#### DIRECTIONS FOR THIS TASK
Gather all lines in the entries that include the word "Checkout".

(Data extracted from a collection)
╔══

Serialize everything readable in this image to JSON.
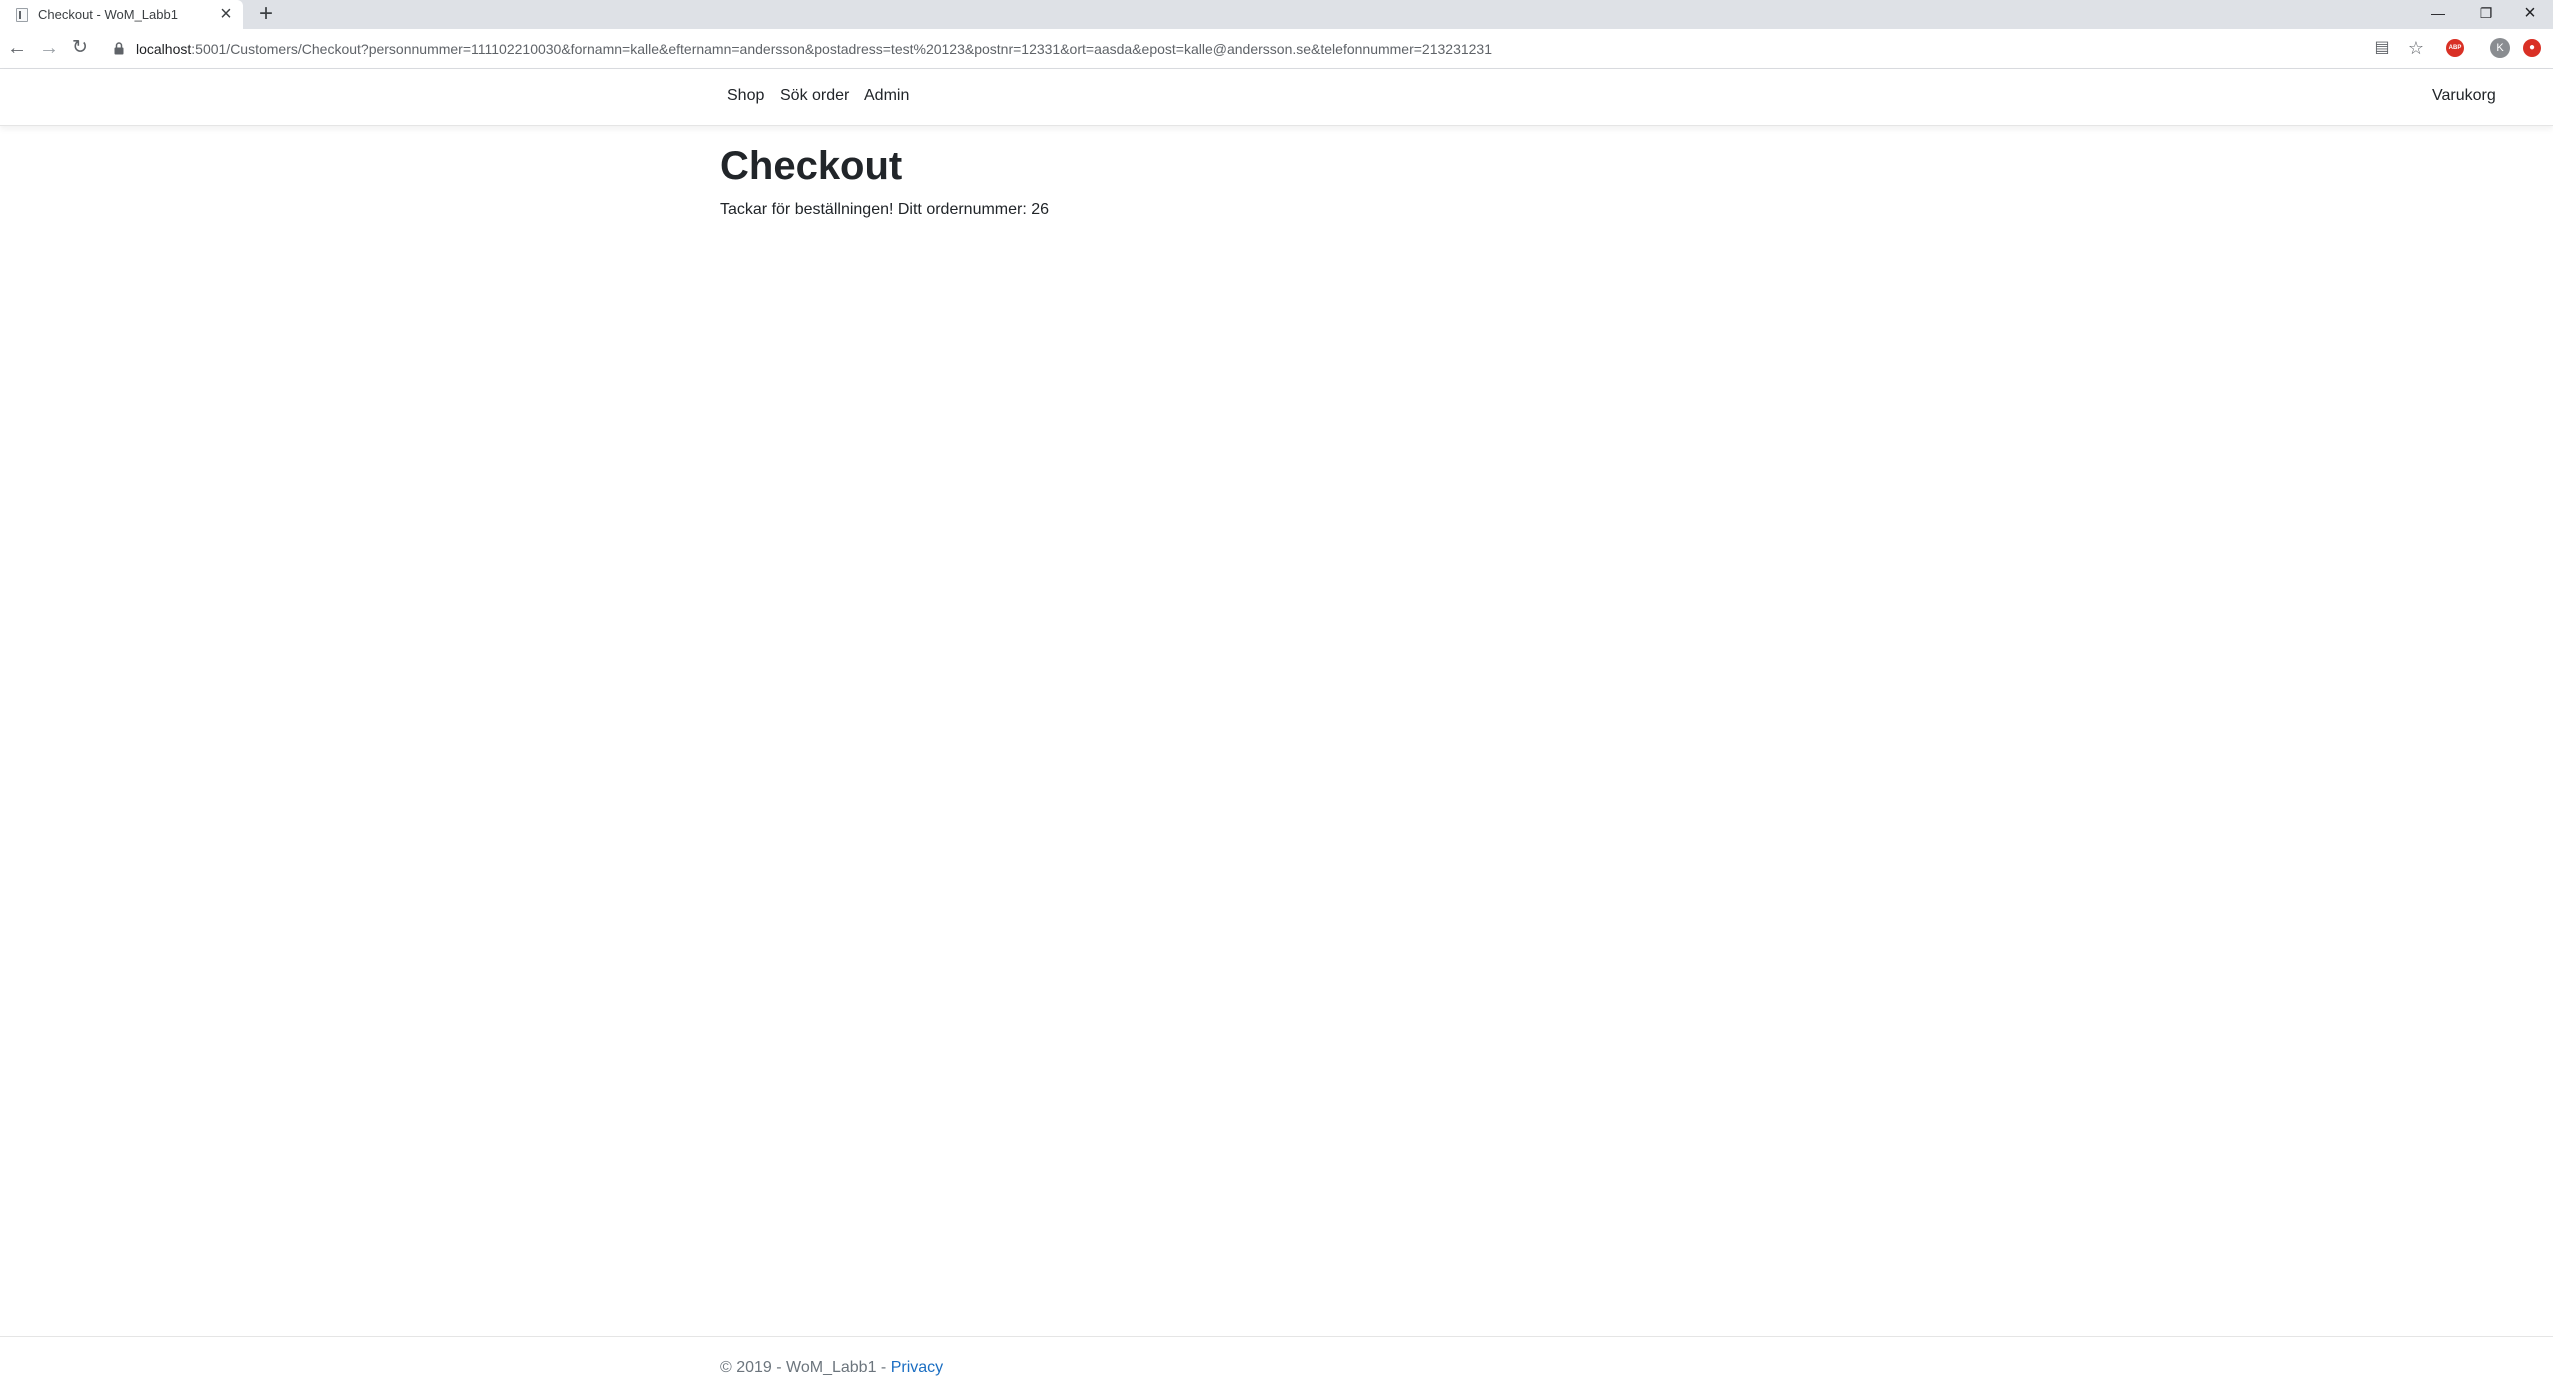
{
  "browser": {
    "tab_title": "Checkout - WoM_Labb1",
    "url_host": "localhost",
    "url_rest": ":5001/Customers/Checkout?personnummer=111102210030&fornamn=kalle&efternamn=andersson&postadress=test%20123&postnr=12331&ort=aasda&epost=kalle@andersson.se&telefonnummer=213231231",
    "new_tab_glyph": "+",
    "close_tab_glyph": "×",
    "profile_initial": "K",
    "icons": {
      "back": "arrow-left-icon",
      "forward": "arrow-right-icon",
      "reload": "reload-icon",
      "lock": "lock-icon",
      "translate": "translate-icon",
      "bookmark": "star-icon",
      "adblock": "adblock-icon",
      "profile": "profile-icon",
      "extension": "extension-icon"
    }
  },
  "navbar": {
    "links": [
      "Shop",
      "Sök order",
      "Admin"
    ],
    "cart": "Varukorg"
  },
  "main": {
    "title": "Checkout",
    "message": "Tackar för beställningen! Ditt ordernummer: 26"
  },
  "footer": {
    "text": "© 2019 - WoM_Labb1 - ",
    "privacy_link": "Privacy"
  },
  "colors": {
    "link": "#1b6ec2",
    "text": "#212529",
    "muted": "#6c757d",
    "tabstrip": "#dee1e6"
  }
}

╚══

#### RESPONSE BELOW
    "tab_title": "Checkout - WoM_Labb1",
    "url_rest": ":5001/Customers/Checkout?personnummer=111102210030&fornamn=kalle&efternamn=andersson&postadress=test%20123&postnr=12331&ort=aasda&epost=kalle@andersson.se&telefonnummer=213231231",
    "title": "Checkout",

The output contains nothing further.